What do teachers have in common with their students? Learning. Both are always learning and many teachers go into the field of teaching because they love to learn. (It doesn’t hurt that they like kids too.) Inland Seas Education Association offers an excellent hands-on professional development opportunity for educators called the Great Lakes Watershed Field Course (GLWFC).
The GLWFC is a multi-day experience for public, private, and informal teachers. Up to 30 educators from across the Great Lakes region participate in each cohort. Training in the course includes watershed and environmental concepts, place-based education and environmental education pedagogy, and time for curriculum development. Each day includes a hands-on environmental experience with local experts. In past GLWFC programs teachers learned from the Grand Traverse Bay Watershed Center, Grand Traverse Conservation District, Leelanau Conservancy, Grand Traverse Bay of Ottawa and Chippewa Indians, Conservation Resource Alliance, Northwest Michigan Invasive Species Network, and Inland Seas Education Association. Following the field course, ISEA supports the teachers throughout the school year with additional training, online forums, and other forms of assistance as they implement a stewardship action project with their students. As a benefit of participating in the course, each teacher receives a scholarship to bring their classroom of students to Suttons Bay for a Schoolship experience.
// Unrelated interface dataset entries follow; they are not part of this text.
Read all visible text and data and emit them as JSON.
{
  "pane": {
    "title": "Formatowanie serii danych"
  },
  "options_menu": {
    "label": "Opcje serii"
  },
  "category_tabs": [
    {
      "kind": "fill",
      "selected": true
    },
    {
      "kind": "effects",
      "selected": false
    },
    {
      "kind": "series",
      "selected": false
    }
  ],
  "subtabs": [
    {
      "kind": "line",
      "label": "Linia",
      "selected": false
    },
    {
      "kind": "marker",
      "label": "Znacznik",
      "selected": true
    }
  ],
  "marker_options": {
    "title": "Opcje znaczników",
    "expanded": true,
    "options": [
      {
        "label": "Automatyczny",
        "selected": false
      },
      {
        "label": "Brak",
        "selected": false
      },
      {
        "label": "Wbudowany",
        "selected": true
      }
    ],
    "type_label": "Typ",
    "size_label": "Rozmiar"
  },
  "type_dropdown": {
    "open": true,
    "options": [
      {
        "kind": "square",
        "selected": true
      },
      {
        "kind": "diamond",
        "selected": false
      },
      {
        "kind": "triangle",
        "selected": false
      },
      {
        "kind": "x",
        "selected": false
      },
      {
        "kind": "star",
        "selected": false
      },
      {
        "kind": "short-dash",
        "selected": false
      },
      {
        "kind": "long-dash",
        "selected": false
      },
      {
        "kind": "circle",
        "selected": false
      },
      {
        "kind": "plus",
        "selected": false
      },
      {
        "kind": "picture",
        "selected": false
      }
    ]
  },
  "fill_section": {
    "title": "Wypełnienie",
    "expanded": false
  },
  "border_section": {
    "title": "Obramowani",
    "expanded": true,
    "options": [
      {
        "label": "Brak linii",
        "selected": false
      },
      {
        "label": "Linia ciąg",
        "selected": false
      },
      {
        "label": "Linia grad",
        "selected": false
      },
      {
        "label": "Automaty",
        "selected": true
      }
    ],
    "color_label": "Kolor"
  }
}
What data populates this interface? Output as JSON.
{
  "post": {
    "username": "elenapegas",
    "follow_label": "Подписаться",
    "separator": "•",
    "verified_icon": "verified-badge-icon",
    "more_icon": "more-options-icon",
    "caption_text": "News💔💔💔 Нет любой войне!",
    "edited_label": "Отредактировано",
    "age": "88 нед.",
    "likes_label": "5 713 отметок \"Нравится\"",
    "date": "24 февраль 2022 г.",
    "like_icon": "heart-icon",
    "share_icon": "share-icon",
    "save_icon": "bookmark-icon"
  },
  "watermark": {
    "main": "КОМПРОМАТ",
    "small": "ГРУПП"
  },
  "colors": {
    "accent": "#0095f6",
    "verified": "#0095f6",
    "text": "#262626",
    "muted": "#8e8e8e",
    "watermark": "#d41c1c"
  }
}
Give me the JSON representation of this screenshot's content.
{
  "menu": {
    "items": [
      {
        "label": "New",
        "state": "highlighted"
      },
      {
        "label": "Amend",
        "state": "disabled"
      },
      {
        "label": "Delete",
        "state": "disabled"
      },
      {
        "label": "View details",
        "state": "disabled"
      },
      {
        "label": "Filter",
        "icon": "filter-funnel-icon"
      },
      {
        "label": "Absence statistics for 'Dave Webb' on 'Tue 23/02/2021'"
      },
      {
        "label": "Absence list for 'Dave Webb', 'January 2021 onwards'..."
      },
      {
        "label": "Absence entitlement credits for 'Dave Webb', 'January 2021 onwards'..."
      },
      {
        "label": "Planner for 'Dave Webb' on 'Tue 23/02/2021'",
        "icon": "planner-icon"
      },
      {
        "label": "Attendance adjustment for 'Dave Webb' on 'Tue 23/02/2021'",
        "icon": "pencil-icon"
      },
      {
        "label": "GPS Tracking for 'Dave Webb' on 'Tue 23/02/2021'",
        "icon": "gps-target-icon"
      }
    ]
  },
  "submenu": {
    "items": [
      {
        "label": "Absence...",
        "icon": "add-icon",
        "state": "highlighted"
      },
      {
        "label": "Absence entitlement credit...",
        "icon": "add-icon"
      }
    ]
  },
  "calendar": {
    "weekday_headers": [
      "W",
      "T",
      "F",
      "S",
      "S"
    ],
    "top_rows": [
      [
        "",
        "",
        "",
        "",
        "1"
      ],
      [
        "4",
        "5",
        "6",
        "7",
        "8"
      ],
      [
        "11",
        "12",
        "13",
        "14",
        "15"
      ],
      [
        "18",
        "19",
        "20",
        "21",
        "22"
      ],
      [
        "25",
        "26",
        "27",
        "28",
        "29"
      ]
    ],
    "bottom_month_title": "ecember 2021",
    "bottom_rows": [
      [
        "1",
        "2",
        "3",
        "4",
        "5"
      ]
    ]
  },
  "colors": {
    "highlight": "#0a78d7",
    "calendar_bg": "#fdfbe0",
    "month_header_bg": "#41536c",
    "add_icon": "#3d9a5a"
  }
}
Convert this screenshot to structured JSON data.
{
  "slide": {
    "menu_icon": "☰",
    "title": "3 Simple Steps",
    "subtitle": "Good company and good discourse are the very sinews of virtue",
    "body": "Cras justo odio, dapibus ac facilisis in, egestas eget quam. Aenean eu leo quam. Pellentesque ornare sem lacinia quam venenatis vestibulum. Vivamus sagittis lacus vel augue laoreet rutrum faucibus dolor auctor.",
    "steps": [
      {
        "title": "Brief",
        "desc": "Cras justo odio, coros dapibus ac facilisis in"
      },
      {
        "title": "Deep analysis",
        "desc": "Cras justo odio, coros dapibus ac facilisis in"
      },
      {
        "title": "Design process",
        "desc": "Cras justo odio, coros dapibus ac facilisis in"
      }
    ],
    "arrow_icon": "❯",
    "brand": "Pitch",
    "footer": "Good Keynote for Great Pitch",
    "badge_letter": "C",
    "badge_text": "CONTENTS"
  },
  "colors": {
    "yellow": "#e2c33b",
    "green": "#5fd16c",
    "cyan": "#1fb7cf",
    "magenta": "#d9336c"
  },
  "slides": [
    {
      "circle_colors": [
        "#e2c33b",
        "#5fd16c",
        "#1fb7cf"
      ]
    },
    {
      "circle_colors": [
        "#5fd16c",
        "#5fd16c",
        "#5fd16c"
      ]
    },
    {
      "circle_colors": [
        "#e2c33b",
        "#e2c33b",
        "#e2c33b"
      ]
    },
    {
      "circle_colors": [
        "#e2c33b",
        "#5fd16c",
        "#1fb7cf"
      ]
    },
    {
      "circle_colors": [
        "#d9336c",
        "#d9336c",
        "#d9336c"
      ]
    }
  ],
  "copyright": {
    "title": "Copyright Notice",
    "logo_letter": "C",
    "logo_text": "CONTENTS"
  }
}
In this program, teachers not only learn more about the Great Lakes basin but also improve their craft as they receive training on the Earth Force framework for teaching their students. This project-based model starts with discovering environmental issues in their community, includes taking action on a well-researched and defined plan, and ends with a presentation or demonstration to an authentic audience about the project and their learning. Students are deeply engaged in their watershed-based stewardship action projects as the following examples demonstrate.
Students at Careerline Tech Center’s Natural Resources and Outdoor Studies program are studying microplastics. These Holland, MI students are collecting and analyzing samples from Lake Michigan beaches and are surprised at the number of plastics they are finding in locations where they like to hang out. As part of the project, students also conducted research and contacted stakeholders, such as the local wastewater treatment plant, to interview them about their awareness and views on the microplastics issue. Learn more about their research and civic action projects in this Holland Sentinel article.
Caring for Your Lake
Middle school students in Wisconsin are stewarding their local lake as they monitor water temperature and oxygen levels year-round. They also look at fish, zooplankton, and plants on and near the lake to determine its health. Students learn math and science through an authentic experience that has meaning to them and collaborates with partners throughout the community. The students also developed a website to showcase their knowledge.
Seventh-grade students in Ohio are monitoring the creek water on their campus. Students work in teams to collect samples, record data, document their findings, and present. In addition to looking for organisms, they tested the water quality and participated in the World Water Monitoring Challenge. This video shows students using the same scientific equipment used by professional scientists in their research (and in ISEA programs).
A Deeper Dive Into Invasive Species
Forest Hills sixth-grade students are studying invasive species in the Great Lakes. After kicking off their learning with a Schoolship program in October, students researched their chosen invasive species in science class and wrote about them in language arts. In each project, students focused on what they can do to help as well as what organizations are doing to remove invasive species.
Students in another part of Michigan are studying water at local, national, and global levels. This photo demonstrates a student’s learning from the Flint Water Crisis portion of the unit. Students had previously learned about the River on Fire (Cuyahoga River) and will be applying math through various scientific experiments related to water.
As you probably noticed, the student action projects focus on an environmental water-based topic and most encompass multiple subject areas. Over 60 teachers have participated in a GLWFC, impacting hundreds of students. During their careers, these teachers will guide thousands of students on their stewardship journey of protecting the Great Lakes.
Thanks to NOAA B-WET and The Herbert H. and Grace A. Dow Foundation grants, ISEA has been able to offer GLWFC cohorts in 2017, 2019, and 2021. Another cohort will begin in 2022 with the plan to continue offering the GLWFC annually into the future. If interested in more information about the GLWFC, please contact Juliana Lisuk at email@example.com.
This blog was written by Lisa Sitkins, Marketing Consultant for Inland Seas Education Association.